▸ **DATASET EXTRACT**
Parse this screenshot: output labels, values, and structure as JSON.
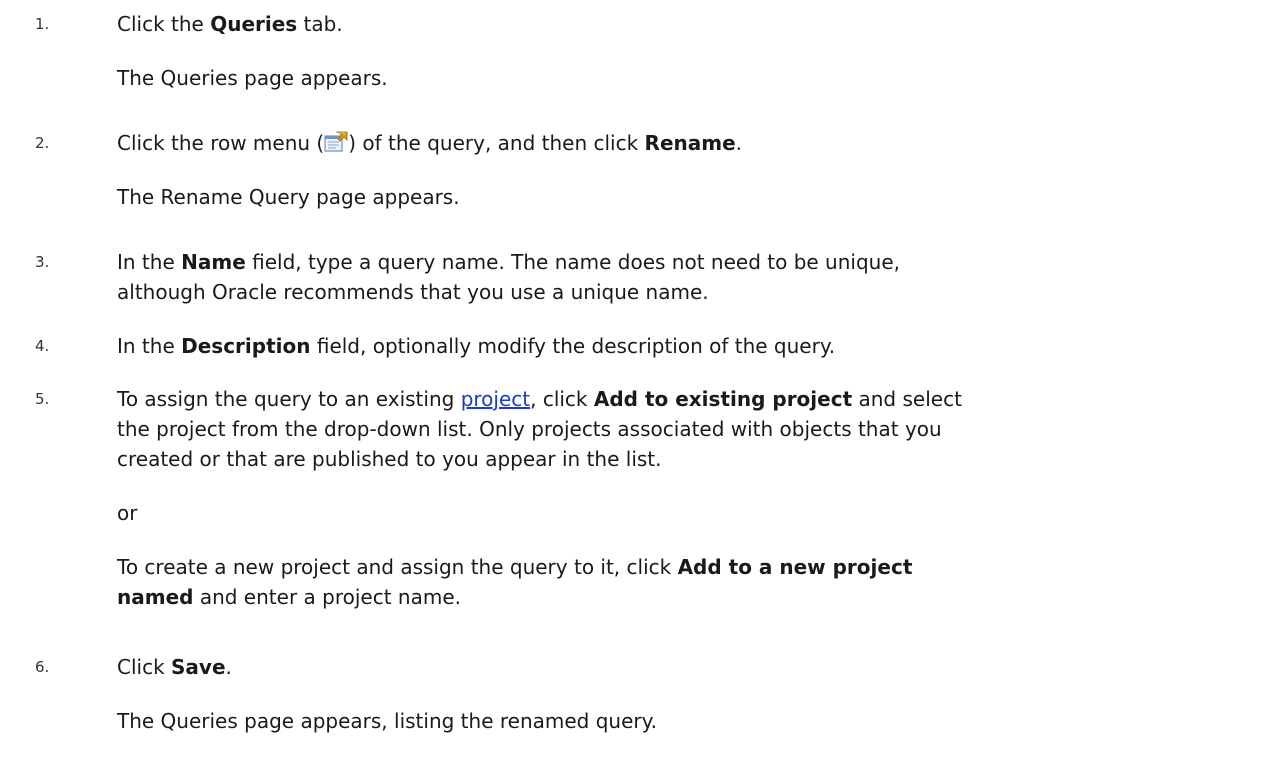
{
  "steps": [
    {
      "number": "1.",
      "pre": "Click the ",
      "bold": "Queries",
      "post": " tab.",
      "result": "The Queries page appears."
    },
    {
      "number": "2.",
      "pre": "Click the row menu (",
      "icon": "row-menu-icon",
      "mid": ") of the query, and then click ",
      "bold": "Rename",
      "post": ".",
      "result": "The Rename Query page appears."
    },
    {
      "number": "3.",
      "pre": "In the ",
      "bold": "Name",
      "post": " field, type a query name. The name does not need to be unique,",
      "line2": "although Oracle recommends that you use a unique name."
    },
    {
      "number": "4.",
      "pre": "In the ",
      "bold": "Description",
      "post": " field, optionally modify the description of the query."
    },
    {
      "number": "5.",
      "pre": "To assign the query to an existing ",
      "link": "project",
      "mid": ", click ",
      "bold": "Add to existing project",
      "post": " and select",
      "line2": "the project from the drop-down list. Only projects associated with objects that you",
      "line3": "created or that are published to you appear in the list.",
      "or": "or",
      "alt_pre": "To create a new project and assign the query to it, click ",
      "alt_bold1": "Add to a new project",
      "alt_bold2": "named",
      "alt_post": " and enter a project name."
    },
    {
      "number": "6.",
      "pre": "Click ",
      "bold": "Save",
      "post": ".",
      "result": "The Queries page appears, listing the renamed query."
    }
  ],
  "colors": {
    "link": "#1a3cc8",
    "text": "#1a1a1a"
  }
}
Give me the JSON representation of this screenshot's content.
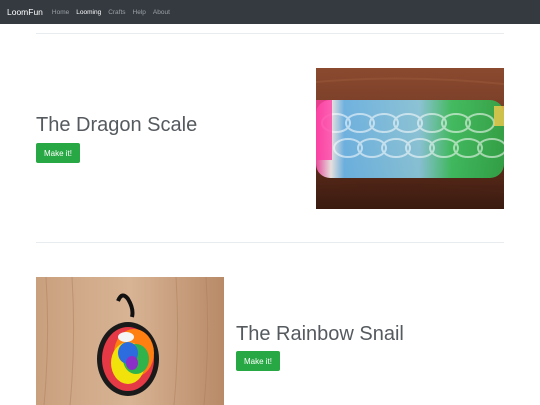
{
  "navbar": {
    "brand": "LoomFun",
    "links": [
      {
        "label": "Home",
        "active": false
      },
      {
        "label": "Looming",
        "active": true
      },
      {
        "label": "Crafts",
        "active": false
      },
      {
        "label": "Help",
        "active": false
      },
      {
        "label": "About",
        "active": false
      }
    ]
  },
  "crafts": [
    {
      "title": "The Dragon Scale",
      "button_label": "Make it!",
      "image_icon": "rubber-band-bracelet-photo"
    },
    {
      "title": "The Rainbow Snail",
      "button_label": "Make it!",
      "image_icon": "rubber-band-snail-photo"
    }
  ],
  "colors": {
    "navbar_bg": "#343a40",
    "button_green": "#28a745",
    "heading_text": "#555a5f"
  }
}
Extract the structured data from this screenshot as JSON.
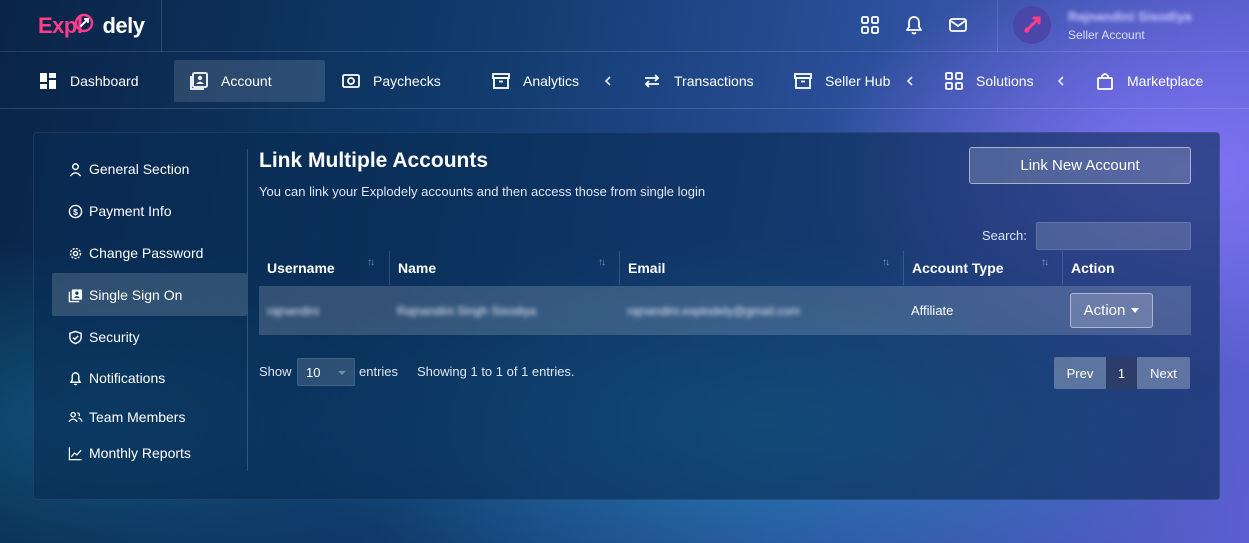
{
  "app": {
    "logo_prefix": "Expl",
    "logo_suffix": "dely",
    "logo_mark": "rocket-icon"
  },
  "header": {
    "icons": [
      "apps-grid-icon",
      "bell-icon",
      "mail-icon"
    ],
    "user": {
      "name": "Rajnandini Sisodiya",
      "role": "Seller Account",
      "avatar_icon": "rocket-icon"
    }
  },
  "nav": {
    "items": [
      {
        "label": "Dashboard",
        "icon": "dashboard-icon",
        "active": false
      },
      {
        "label": "Account",
        "icon": "account-icon",
        "active": true
      },
      {
        "label": "Paychecks",
        "icon": "paycheck-icon",
        "active": false
      },
      {
        "label": "Analytics",
        "icon": "archive-icon",
        "active": false
      },
      {
        "label": "Transactions",
        "icon": "transfer-icon",
        "active": false
      },
      {
        "label": "Seller Hub",
        "icon": "archive-icon",
        "active": false
      },
      {
        "label": "Solutions",
        "icon": "grid-icon",
        "active": false
      },
      {
        "label": "Marketplace",
        "icon": "bag-icon",
        "active": false
      }
    ]
  },
  "sidebar": {
    "items": [
      {
        "label": "General Section",
        "icon": "user-icon"
      },
      {
        "label": "Payment Info",
        "icon": "dollar-icon"
      },
      {
        "label": "Change Password",
        "icon": "gear-icon"
      },
      {
        "label": "Single Sign On",
        "icon": "account-icon",
        "active": true
      },
      {
        "label": "Security",
        "icon": "shield-icon"
      },
      {
        "label": "Notifications",
        "icon": "bell-icon"
      },
      {
        "label": "Team Members",
        "icon": "team-icon"
      },
      {
        "label": "Monthly Reports",
        "icon": "chart-icon"
      }
    ]
  },
  "main": {
    "title": "Link Multiple Accounts",
    "subtitle": "You can link your Explodely accounts and then access those from single login",
    "link_button": "Link New Account",
    "search_label": "Search:",
    "search_value": "",
    "columns": [
      "Username",
      "Name",
      "Email",
      "Account Type",
      "Action"
    ],
    "rows": [
      {
        "username": "rajnandini",
        "name": "Rajnandini Singh Sisodiya",
        "email": "rajnandini.explodely@gmail.com",
        "account_type": "Affiliate",
        "action": "Action"
      }
    ],
    "show_label": "Show",
    "page_size": "10",
    "entries_label": "entries",
    "showing_text": "Showing 1 to 1 of 1 entries.",
    "pagination": {
      "prev": "Prev",
      "current": "1",
      "next": "Next"
    }
  },
  "colors": {
    "brand_pink": "#ff3d8b",
    "accent_purple": "#6a5cff",
    "pager_active": "#2c3d6a"
  }
}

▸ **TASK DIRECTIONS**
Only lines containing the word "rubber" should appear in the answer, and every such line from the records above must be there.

▸ **REPLY TO THE TASK**
      "image_icon": "rubber-band-bracelet-photo"
      "image_icon": "rubber-band-snail-photo"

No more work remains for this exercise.